## [Work task]
Pick out every line in the data below that holds "null".

## [Element data from apps and pages]
□ □ □ □ □
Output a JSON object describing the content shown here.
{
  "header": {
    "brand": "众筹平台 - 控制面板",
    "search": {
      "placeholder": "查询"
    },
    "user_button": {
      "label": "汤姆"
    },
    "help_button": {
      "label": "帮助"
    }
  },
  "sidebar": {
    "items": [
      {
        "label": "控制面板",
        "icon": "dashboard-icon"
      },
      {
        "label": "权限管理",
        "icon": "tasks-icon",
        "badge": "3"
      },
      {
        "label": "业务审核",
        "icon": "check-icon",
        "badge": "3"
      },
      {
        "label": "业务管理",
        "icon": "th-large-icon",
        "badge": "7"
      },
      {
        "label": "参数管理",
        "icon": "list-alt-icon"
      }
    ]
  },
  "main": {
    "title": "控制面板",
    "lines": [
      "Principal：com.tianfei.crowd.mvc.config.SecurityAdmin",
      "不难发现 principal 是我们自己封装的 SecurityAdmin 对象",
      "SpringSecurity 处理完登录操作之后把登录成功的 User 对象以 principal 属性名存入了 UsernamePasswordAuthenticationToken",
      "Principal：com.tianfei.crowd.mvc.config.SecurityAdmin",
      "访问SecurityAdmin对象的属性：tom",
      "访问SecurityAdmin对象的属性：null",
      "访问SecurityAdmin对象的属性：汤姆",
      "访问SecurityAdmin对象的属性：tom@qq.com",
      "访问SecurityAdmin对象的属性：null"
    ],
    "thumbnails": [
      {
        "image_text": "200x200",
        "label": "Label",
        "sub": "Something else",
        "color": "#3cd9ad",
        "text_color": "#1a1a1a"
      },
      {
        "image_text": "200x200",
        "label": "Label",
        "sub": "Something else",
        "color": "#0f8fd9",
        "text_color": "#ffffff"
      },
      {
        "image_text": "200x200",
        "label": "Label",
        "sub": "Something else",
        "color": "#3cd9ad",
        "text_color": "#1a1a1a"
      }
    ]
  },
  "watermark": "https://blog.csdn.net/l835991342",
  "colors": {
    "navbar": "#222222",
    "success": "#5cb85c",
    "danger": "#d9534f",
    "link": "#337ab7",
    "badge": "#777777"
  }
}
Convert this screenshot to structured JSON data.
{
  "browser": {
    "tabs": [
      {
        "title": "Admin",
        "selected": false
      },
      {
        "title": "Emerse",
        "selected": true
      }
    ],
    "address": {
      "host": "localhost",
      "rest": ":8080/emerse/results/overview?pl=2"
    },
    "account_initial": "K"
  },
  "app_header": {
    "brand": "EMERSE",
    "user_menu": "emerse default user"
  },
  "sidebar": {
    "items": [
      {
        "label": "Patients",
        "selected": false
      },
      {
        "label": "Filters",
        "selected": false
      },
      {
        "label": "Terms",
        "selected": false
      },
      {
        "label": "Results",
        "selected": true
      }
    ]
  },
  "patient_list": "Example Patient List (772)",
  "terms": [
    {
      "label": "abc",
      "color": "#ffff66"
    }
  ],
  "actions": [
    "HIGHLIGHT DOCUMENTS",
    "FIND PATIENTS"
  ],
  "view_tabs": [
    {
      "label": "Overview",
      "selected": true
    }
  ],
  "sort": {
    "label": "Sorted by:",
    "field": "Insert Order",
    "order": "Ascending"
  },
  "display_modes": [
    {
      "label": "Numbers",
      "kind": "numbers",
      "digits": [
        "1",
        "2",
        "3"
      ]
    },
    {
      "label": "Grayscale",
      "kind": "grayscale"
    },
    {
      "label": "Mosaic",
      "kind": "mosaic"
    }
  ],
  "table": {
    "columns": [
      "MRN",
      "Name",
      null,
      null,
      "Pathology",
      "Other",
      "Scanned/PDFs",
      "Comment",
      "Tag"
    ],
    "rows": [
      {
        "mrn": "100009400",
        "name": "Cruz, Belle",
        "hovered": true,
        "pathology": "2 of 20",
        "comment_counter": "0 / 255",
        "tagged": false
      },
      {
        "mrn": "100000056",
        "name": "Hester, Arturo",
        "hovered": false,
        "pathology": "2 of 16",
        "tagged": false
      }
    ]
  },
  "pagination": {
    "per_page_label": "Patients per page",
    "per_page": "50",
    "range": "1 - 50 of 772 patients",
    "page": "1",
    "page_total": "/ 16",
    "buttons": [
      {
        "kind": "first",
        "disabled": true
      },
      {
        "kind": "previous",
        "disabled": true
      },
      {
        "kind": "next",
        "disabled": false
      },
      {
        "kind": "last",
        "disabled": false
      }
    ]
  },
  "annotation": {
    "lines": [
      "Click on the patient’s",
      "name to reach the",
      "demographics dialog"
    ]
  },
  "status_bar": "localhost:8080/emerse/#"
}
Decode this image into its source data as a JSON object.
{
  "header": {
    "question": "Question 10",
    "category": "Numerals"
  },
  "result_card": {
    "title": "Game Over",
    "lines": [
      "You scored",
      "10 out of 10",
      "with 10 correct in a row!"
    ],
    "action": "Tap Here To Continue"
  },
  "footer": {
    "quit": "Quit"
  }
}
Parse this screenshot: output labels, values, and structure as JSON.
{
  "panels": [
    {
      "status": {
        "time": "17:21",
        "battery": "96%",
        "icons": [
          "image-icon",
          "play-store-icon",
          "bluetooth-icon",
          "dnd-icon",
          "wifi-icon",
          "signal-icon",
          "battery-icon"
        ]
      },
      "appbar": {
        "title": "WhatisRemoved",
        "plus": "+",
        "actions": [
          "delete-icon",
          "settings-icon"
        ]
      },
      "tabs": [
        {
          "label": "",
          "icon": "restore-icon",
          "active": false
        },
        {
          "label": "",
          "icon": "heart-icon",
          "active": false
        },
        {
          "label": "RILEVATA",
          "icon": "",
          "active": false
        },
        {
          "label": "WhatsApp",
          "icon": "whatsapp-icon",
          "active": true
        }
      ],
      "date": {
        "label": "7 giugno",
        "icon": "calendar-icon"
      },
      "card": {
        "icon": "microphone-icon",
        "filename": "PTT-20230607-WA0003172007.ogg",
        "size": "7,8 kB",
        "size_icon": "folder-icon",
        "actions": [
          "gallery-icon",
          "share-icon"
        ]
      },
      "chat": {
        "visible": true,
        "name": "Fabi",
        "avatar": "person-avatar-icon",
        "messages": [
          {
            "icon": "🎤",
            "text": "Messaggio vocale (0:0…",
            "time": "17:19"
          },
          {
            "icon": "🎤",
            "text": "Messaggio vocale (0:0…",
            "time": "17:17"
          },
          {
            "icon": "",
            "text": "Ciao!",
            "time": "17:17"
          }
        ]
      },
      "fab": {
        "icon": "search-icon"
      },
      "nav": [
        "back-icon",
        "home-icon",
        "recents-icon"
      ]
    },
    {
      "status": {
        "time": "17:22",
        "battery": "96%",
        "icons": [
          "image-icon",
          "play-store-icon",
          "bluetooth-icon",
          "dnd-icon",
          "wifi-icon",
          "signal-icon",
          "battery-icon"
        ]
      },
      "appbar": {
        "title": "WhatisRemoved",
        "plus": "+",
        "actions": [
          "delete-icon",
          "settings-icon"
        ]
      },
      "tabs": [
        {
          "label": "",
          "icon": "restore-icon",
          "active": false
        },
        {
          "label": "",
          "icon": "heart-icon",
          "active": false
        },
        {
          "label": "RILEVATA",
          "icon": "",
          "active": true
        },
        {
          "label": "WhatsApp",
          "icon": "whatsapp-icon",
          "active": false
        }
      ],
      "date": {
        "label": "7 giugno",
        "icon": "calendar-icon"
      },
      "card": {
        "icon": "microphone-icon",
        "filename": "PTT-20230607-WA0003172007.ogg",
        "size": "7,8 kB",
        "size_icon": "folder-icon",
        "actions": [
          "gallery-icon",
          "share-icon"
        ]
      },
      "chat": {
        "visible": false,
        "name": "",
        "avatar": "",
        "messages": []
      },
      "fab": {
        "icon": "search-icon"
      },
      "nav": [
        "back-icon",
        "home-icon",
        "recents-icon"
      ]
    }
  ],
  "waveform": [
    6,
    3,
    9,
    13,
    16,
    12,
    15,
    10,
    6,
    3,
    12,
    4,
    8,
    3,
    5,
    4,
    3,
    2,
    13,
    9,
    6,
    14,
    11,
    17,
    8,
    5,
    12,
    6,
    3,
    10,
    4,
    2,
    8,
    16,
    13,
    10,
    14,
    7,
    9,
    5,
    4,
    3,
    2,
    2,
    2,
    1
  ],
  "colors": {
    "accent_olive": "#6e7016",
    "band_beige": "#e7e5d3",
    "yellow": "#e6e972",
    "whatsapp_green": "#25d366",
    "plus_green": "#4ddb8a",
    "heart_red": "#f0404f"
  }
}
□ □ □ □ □
## [Finished exercise]
      "访问SecurityAdmin对象的属性：null",
      "访问SecurityAdmin对象的属性：null"
      null,
      null,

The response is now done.